Going back to one of the very first installments of “Spider-Verse” (which, believe it or not, took place in August), the character of Karn – an Inheritor who appeared to be the black sheep of this totem-hunting family – struck me as someone who would likely be a key part of the plot. It’s not every day that a secondary villain gets his very own “B” story in a comic that is geared towards generating sympathy for the character. But the presence of Karn was a Chekovian gun if there ever was one – at least, that’s what I had assumed.
As “Spider-Verse” chugged along through all of its iterations, the focus seemingly moved away from Karn and instead shifted to some of the other Inheritors, as well as some of the numerous other Spider-characters who had not yet made an appearance in the arc. In typical Dan Slott fashion, a bit of lip service was paid to Karn in Amazing Spider-Man #11, with a passing reference to the character that accomplished little beyond showing that Chekovian gun in the holster, still waiting to be fired. Then we got two more issues of ASM and a bunch of other tie-ins, and Karn was pushed to the back of the idea pile again.
That’s why I was so surprised to see that gun finally fire in the first part of one of the “Spider-Verse,” B-titles, Spider-Verse Team-Up #3. I guess I shouldn’t be complaining about any lack of follow-through with Karn’s story, but I have to imagine for anyone who has not been reading (or has given up reading) all of the various tie-ins for this arc that they’re going to be in for a rude awakening when Karn suddenly shows up on Team Spider-Man in next week’s big “Spider-Verse” finale.
For those who think I’m being far too critical of this storyline and I’m not just allowing myself to have fun and “go with it,” the arc of Karn is a perfect demonstration as to why I’ve turned so hard and fast on this whole experience. Introducing a character and teasing his betrayal of his villainous brothers in the main narrative only to bury it and finally pull the trigger in a B book that only a fraction of your audience is reading just epitomes how uncontrollably bloated “Spider-Verse” has become. Such a critical moment – quite possibly the one that will firmly turn the tide in the favor of the Spiders, needs more than just a couple of one-page references before making the big reveal. It’s also entirely unconvincing that a character would finally decide to turn on his blood just because a couple of heroes asked him nicely to do it (as we saw in SV Team-Up #3). Are you telling me that instead of seeing Miles Morales recruiting Cowboy Spiders, or sequences of Japanese Spider-Man triumphantly showing up only to get his rear end handed to him by Solus, we couldn’t have gotten some actual instances of character development with Karn?

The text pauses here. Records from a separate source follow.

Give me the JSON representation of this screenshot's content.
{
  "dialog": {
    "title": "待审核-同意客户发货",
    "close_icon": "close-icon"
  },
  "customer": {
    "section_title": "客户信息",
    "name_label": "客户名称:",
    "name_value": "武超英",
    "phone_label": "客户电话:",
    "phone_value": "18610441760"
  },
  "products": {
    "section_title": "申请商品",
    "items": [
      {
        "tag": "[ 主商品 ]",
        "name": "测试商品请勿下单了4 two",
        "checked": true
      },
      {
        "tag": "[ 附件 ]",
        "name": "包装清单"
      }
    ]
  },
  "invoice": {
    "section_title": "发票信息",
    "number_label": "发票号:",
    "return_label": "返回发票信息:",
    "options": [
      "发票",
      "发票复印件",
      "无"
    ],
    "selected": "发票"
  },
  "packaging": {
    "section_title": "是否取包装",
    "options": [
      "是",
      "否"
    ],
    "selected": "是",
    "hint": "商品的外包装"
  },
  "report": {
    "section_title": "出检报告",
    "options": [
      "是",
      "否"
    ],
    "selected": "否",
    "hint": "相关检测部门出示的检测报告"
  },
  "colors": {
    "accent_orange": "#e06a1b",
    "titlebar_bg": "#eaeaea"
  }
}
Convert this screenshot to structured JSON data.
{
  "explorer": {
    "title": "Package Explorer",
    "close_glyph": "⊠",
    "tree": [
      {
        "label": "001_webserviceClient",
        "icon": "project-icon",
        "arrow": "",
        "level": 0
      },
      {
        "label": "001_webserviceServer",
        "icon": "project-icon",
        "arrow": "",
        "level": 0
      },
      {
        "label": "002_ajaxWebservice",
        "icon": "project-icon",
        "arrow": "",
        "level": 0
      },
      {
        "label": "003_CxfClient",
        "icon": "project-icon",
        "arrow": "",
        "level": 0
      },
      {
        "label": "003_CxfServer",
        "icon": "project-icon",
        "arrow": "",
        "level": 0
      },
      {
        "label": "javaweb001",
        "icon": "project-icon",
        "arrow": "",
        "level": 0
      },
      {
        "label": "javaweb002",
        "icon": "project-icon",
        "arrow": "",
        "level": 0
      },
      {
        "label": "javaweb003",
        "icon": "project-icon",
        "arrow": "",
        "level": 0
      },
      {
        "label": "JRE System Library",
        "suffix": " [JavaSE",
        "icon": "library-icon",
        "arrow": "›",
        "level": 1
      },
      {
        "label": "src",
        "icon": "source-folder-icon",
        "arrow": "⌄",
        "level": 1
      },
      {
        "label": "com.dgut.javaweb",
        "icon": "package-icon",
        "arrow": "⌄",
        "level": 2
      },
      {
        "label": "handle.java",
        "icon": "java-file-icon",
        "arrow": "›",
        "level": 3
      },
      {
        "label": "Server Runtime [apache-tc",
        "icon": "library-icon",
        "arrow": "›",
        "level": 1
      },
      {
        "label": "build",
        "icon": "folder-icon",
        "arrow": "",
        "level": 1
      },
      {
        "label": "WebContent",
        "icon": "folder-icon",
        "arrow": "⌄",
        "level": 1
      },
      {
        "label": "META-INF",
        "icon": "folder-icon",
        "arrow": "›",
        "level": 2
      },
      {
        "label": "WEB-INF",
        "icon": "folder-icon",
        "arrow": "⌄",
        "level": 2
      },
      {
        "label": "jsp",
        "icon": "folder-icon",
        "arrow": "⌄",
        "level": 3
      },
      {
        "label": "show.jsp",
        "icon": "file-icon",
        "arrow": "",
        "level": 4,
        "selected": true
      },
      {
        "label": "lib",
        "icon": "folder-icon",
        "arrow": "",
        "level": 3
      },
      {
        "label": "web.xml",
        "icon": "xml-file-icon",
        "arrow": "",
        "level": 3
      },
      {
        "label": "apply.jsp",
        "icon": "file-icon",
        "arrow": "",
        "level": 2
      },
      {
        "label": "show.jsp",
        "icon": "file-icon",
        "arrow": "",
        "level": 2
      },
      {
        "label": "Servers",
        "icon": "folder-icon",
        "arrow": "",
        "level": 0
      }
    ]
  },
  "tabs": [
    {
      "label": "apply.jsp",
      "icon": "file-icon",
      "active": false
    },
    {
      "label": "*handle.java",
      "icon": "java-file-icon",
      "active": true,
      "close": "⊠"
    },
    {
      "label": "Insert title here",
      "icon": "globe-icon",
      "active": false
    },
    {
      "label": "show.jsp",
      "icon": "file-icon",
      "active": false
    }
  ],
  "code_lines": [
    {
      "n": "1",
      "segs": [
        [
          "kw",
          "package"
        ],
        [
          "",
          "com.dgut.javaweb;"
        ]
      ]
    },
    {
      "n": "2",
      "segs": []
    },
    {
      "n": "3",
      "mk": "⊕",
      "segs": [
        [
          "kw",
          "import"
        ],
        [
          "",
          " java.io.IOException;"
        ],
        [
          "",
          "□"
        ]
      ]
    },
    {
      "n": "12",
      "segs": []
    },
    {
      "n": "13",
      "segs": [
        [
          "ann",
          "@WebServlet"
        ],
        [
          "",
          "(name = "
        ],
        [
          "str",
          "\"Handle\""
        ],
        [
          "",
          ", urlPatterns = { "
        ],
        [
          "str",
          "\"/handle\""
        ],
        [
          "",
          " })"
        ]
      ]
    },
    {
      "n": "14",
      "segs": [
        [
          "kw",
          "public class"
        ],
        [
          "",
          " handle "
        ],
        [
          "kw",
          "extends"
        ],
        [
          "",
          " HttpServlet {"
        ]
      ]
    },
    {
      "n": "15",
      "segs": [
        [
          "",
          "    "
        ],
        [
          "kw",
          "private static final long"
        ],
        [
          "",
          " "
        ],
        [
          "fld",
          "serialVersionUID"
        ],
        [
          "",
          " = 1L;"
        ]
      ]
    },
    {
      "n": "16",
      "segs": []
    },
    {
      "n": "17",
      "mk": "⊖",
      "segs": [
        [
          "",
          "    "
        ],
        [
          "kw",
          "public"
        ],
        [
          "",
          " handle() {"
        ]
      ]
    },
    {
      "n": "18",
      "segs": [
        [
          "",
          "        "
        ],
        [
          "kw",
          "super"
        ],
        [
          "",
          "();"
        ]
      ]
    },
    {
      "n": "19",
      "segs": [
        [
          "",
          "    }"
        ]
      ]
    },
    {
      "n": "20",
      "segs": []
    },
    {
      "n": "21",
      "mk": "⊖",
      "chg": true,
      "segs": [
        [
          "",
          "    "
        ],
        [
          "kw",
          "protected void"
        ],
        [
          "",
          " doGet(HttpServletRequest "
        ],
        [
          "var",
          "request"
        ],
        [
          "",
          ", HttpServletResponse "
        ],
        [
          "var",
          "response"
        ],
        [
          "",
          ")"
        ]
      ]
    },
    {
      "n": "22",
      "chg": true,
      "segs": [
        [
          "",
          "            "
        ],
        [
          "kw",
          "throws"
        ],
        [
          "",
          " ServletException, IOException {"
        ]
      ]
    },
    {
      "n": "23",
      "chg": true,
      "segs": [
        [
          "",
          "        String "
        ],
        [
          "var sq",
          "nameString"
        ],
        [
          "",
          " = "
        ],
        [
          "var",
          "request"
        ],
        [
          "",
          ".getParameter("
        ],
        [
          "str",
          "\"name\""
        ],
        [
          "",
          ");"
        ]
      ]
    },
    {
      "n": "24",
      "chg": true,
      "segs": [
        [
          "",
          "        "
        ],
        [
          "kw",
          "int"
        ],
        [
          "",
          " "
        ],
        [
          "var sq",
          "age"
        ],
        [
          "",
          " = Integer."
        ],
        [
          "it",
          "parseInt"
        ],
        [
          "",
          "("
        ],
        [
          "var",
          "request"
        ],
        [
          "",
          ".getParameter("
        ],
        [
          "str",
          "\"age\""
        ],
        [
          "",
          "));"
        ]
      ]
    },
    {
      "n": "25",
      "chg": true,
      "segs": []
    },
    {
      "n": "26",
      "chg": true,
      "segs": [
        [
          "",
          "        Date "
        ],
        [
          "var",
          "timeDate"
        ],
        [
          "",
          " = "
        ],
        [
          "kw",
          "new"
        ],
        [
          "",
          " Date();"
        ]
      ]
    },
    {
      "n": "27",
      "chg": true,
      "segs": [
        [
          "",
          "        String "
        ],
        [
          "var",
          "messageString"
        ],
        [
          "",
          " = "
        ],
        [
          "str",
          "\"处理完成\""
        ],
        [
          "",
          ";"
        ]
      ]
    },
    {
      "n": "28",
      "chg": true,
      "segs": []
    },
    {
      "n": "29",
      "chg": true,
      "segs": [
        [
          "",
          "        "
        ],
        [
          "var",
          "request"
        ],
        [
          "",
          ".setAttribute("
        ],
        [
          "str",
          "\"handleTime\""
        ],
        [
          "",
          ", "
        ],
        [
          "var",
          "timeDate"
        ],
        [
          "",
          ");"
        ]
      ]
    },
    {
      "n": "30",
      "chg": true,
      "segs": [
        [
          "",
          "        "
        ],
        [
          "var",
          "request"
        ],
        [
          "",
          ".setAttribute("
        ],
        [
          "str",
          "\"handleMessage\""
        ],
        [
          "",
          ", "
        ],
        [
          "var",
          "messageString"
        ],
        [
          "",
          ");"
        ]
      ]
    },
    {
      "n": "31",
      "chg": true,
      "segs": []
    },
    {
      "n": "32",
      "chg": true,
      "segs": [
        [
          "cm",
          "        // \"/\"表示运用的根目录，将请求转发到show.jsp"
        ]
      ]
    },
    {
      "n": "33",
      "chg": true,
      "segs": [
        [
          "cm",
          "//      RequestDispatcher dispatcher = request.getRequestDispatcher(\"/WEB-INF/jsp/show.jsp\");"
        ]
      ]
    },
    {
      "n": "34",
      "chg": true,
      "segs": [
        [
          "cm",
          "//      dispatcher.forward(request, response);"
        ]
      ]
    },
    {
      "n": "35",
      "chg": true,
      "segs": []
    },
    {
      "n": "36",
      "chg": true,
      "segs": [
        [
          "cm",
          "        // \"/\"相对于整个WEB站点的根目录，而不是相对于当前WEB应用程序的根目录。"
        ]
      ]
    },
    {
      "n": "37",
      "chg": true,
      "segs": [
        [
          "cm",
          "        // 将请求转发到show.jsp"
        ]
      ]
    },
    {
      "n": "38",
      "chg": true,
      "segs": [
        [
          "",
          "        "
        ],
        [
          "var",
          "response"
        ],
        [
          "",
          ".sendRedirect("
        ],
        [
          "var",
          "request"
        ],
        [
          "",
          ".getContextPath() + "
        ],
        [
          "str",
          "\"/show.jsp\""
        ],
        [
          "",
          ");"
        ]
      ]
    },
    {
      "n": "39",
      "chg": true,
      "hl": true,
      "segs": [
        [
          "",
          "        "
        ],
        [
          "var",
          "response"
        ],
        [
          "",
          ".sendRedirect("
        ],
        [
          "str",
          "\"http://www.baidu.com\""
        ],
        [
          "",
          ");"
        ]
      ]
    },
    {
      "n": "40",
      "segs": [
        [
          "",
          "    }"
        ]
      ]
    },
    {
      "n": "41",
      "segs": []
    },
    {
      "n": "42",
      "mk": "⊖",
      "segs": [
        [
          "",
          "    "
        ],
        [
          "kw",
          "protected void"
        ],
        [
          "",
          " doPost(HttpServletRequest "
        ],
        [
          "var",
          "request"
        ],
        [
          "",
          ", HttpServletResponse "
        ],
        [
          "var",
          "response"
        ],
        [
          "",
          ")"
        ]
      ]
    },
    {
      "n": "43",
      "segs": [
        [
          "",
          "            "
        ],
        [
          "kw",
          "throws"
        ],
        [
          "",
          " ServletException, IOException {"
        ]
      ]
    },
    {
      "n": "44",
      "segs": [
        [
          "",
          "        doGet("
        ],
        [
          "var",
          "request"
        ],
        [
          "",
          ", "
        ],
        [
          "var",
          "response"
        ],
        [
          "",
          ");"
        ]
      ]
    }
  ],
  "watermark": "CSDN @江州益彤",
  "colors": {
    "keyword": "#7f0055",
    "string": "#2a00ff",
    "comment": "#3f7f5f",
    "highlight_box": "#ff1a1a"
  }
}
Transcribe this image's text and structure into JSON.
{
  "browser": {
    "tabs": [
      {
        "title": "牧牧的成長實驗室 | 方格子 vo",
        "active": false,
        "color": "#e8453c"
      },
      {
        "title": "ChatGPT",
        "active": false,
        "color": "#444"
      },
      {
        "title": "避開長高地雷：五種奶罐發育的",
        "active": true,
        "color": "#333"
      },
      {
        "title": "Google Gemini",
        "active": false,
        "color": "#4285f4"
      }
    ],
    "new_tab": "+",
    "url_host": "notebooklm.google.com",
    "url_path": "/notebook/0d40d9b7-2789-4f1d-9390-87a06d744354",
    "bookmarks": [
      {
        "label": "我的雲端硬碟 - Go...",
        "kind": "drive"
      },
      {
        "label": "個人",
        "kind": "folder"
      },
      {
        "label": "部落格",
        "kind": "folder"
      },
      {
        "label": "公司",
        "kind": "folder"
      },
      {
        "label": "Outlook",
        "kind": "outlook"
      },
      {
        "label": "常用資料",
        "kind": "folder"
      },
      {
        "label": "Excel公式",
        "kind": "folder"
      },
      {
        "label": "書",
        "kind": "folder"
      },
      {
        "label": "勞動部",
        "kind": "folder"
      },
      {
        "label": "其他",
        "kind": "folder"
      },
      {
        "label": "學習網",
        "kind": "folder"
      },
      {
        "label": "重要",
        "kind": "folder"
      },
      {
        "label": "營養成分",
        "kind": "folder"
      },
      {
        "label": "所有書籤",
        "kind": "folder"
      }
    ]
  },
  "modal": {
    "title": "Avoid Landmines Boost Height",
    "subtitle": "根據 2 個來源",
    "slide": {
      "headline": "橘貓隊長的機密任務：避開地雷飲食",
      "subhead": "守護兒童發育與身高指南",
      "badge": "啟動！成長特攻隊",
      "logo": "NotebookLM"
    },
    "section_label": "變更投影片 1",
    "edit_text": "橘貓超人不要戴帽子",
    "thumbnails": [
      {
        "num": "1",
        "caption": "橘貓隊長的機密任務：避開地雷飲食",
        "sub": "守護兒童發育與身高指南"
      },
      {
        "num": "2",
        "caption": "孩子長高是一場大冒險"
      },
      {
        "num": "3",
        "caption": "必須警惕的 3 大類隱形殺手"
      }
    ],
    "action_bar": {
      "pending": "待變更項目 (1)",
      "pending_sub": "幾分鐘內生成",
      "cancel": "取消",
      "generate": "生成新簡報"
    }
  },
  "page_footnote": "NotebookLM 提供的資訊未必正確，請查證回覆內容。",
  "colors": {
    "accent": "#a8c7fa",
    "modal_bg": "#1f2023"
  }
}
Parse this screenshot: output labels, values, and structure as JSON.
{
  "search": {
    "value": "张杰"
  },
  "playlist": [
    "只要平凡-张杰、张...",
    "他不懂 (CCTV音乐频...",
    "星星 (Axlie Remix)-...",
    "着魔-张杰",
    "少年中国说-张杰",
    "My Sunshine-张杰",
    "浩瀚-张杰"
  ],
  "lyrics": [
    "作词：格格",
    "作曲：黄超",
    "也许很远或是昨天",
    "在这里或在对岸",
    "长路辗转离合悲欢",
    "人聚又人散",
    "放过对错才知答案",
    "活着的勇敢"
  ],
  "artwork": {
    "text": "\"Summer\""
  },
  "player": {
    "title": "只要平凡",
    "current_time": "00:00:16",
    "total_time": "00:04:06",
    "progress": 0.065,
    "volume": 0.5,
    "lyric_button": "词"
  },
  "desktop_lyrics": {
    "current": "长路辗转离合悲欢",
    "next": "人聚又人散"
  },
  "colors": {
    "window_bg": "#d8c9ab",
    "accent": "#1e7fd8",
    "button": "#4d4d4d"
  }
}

What a complete and utter waste of a potentially interesting character. And that’s why I can’t just “go with it” and unclench my sphincter and “enjoy” “Spider-Verse” anymore. The writing and construction of this entire thing has become so clumsy, so awkward, so sloppy, and so lazy that a part of me wants to go into a corner with my old copies of “Maximum Carnage” and say, “well that’s more like it” (BTW – in case you’re a newer reader, “Maximum Carnage” might be one of my least favorite Spidey storylines ever).
And for those who picked up a copy of Spider-Verse Team-Up #3 because of its second story involving Mayday Parker, aka, Spider-Girl, I’m afraid I got some bad news. As much as I love Mayday’s creators, Tom DeFalco and Ron Frenz, and as much as it would be great to see them get a chance to write a new ongoing featuring the character, I just don’t see there being a groundswell of support for a Spider-Girl series after her story in SV Team-Up #3.
Like many of the other stories that have been featured in SV Team-Up, the Mayday story felt so tonally disconnected from the larger narrative, probably because such an eclectic assortment of writers from pat and present who have no connection themselves to the current Slott-driven product were recruited to write it. I appreciate that DeFalco and Frenz were trying to tell a more serious story about character that was suffering with the deaths of her parents and the abduction of her baby brother. But at the same time, there was something almost churlish and impetuous about Mayday’s characterization that missed the mark for me. The way she badgered Spider-Totem Uncle Ben, and generally just carried on about all the phonies and fakes in the world made the character resemble more like a caricature Holden Caufield than Mayday Parker, star of the charmingly affable Spider-Girl series.
The story gets definite points for clarifying one of the biggest misconceptions in Spider-Man history regarding a certain phrase outlining how one must use great power responsibly (something Frenz has commented on during his multiple visits to the Superior/Amazing Spider-Talk podcast), but this issue was hardly the hook for Mayday that Edge of Spider-Verse #2 ended up being for Spider-Gwen.